[INPUT FOR THIS TASK Boundary: Start]

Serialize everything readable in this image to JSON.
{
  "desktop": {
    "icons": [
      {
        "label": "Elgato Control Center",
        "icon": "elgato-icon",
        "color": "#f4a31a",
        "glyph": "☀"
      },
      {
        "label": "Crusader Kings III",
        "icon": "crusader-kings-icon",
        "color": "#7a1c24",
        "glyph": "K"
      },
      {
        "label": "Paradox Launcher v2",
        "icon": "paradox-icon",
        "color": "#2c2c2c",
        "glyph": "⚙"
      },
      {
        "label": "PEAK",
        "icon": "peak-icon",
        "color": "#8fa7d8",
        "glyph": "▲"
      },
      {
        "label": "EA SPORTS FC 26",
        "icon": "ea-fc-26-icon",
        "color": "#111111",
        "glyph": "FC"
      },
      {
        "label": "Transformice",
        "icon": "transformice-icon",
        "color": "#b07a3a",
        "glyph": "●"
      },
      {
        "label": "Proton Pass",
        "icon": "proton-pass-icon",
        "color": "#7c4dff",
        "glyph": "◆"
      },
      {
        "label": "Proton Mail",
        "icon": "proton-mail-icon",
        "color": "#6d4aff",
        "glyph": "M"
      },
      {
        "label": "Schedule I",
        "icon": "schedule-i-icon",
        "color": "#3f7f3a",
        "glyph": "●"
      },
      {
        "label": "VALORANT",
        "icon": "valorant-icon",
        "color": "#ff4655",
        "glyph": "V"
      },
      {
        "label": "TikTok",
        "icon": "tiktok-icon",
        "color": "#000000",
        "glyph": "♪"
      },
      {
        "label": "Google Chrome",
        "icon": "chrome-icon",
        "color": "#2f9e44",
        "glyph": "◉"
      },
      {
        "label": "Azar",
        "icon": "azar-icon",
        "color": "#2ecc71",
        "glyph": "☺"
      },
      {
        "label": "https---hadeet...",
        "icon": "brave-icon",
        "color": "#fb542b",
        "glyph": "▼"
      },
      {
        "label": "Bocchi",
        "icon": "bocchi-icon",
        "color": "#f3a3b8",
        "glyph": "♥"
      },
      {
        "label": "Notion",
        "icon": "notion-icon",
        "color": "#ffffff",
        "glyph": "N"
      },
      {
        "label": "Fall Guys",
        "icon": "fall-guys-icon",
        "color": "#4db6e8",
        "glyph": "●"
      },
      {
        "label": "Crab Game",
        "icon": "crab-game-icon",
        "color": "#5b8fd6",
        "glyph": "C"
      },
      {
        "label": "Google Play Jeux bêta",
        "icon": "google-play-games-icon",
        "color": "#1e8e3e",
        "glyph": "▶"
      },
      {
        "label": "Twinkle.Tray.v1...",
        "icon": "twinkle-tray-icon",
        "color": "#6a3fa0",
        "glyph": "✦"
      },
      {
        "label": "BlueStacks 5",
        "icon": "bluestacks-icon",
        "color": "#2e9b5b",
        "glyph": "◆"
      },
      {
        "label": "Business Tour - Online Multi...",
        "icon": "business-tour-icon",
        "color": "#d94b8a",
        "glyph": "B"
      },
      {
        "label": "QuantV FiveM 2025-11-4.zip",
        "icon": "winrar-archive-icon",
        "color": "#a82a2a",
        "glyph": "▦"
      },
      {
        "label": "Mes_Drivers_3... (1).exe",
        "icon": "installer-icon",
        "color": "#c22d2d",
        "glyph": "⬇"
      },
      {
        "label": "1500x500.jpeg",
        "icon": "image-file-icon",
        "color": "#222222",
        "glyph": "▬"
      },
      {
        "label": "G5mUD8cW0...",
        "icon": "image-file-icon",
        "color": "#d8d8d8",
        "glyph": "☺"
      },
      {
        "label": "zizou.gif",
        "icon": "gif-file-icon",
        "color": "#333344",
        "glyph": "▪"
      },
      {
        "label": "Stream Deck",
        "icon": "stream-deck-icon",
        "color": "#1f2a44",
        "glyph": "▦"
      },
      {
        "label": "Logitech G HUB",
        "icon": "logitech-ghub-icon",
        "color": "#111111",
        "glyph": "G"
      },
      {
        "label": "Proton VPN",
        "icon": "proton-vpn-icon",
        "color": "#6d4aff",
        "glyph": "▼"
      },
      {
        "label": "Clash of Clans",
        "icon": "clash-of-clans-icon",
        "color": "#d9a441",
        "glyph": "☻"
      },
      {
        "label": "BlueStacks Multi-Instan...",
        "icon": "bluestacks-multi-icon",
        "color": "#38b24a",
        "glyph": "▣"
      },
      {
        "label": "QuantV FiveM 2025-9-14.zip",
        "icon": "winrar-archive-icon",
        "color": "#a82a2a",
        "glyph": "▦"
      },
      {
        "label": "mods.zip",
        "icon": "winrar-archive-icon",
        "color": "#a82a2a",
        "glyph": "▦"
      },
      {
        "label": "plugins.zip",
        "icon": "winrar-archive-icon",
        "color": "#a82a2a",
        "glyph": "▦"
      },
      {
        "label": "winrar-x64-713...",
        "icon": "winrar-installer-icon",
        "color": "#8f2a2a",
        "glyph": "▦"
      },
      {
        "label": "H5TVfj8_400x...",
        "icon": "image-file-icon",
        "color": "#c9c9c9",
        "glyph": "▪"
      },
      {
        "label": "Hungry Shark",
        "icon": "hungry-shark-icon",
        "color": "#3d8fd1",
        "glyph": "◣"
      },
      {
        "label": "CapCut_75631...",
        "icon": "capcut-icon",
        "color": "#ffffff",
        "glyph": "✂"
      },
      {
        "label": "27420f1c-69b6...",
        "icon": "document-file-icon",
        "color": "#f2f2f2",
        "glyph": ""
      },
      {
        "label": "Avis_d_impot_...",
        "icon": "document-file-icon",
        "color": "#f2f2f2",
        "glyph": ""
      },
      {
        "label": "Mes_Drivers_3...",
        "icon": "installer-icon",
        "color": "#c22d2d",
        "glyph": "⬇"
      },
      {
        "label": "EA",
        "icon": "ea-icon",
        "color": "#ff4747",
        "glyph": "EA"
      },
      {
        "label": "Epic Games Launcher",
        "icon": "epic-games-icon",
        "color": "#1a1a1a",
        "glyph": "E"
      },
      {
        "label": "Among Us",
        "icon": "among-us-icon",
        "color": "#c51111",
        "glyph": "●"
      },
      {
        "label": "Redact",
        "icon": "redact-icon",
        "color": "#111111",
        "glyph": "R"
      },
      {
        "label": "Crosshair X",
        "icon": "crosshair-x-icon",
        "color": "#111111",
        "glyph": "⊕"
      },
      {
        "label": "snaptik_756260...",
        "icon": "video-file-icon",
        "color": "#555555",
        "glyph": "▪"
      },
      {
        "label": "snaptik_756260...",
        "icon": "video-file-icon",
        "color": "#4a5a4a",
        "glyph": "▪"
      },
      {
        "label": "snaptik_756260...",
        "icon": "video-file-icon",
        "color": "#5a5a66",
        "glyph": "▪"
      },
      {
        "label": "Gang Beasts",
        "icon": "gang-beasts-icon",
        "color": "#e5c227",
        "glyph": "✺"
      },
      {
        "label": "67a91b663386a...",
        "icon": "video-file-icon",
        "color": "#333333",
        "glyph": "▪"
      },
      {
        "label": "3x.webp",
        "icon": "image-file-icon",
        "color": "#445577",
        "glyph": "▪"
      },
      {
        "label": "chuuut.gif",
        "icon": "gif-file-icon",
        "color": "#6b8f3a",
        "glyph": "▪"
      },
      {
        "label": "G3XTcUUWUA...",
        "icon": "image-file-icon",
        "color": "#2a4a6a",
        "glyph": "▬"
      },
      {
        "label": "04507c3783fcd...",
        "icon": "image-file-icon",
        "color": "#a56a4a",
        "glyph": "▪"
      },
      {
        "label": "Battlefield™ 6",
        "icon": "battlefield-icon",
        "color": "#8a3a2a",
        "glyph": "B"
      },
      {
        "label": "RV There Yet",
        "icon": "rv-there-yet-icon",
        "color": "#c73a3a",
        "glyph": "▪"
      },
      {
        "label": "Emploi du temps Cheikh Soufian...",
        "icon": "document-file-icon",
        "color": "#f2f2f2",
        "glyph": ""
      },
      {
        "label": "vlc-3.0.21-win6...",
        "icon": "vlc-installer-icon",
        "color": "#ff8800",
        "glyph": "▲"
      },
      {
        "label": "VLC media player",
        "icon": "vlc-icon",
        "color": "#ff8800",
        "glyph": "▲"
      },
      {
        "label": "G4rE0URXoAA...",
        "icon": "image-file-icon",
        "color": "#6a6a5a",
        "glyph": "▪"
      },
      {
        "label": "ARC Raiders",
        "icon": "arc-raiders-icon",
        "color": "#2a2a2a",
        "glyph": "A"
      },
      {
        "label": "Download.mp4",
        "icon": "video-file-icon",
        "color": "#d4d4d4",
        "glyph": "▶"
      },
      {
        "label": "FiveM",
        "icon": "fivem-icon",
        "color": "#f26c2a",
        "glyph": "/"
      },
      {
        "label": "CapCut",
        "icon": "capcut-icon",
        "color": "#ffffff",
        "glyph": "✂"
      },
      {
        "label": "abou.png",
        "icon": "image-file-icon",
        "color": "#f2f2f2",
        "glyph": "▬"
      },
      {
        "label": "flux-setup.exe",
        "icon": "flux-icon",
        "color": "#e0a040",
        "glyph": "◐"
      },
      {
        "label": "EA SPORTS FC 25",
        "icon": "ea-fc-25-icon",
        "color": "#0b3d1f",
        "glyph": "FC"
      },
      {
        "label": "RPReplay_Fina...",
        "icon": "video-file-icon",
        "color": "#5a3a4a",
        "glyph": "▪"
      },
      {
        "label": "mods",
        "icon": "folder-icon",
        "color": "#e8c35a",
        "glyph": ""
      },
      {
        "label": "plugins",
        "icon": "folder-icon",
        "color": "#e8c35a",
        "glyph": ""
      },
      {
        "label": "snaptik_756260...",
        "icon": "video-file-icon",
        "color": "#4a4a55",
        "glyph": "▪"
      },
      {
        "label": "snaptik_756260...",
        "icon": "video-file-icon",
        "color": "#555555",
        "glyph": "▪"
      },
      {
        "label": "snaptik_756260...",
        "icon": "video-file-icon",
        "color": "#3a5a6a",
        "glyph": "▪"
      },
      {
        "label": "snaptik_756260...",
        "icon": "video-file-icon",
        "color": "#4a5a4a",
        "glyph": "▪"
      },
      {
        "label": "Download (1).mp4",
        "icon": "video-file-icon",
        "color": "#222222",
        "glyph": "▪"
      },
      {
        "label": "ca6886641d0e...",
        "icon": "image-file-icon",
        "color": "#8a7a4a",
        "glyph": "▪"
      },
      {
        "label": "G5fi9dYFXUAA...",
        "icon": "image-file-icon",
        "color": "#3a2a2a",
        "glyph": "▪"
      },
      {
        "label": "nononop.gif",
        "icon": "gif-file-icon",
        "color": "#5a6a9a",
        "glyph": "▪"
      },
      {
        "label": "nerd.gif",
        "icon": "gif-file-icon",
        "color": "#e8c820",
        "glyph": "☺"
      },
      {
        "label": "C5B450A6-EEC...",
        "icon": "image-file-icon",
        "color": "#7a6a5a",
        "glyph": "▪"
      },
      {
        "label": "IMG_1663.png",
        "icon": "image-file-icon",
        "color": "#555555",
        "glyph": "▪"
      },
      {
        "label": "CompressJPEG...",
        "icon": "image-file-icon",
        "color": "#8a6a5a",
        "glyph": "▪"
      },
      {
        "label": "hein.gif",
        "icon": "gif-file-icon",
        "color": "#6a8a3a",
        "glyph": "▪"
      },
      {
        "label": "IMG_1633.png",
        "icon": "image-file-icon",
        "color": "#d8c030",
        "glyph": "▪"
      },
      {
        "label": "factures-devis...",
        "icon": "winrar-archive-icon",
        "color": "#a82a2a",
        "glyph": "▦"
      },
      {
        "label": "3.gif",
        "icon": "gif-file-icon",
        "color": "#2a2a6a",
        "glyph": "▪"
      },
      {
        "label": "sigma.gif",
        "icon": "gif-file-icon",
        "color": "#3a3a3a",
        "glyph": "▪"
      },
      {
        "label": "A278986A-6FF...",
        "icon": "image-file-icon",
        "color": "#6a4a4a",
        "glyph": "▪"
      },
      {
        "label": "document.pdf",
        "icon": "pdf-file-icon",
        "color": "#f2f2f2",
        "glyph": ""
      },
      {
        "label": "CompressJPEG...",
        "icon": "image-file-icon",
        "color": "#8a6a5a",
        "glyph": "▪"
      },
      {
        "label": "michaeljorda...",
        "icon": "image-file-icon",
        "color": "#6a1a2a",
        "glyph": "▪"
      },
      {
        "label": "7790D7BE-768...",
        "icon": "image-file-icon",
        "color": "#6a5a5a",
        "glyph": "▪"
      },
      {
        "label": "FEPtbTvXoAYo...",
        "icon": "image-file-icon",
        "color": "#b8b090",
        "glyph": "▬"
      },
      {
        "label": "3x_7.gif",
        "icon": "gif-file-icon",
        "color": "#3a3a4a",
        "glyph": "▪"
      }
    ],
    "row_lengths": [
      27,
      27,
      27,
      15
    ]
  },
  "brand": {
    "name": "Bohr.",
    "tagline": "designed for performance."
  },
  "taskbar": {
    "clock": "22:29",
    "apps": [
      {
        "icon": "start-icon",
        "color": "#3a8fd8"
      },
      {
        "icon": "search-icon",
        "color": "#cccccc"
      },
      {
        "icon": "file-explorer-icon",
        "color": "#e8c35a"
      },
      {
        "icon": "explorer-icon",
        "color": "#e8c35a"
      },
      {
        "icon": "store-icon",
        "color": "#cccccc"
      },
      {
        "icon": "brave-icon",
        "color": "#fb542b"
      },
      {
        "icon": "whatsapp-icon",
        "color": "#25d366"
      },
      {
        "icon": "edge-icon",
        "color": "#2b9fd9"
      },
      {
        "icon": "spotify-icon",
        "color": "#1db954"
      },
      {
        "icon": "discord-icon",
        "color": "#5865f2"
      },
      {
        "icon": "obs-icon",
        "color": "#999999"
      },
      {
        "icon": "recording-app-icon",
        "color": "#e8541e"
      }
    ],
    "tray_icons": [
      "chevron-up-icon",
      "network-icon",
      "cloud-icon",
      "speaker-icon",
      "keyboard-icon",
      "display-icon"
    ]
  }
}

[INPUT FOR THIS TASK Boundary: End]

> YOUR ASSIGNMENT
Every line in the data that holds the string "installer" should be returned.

> YOUR RESPONSE
        "icon": "installer-icon",
        "icon": "winrar-installer-icon",
        "icon": "installer-icon",
        "icon": "vlc-installer-icon",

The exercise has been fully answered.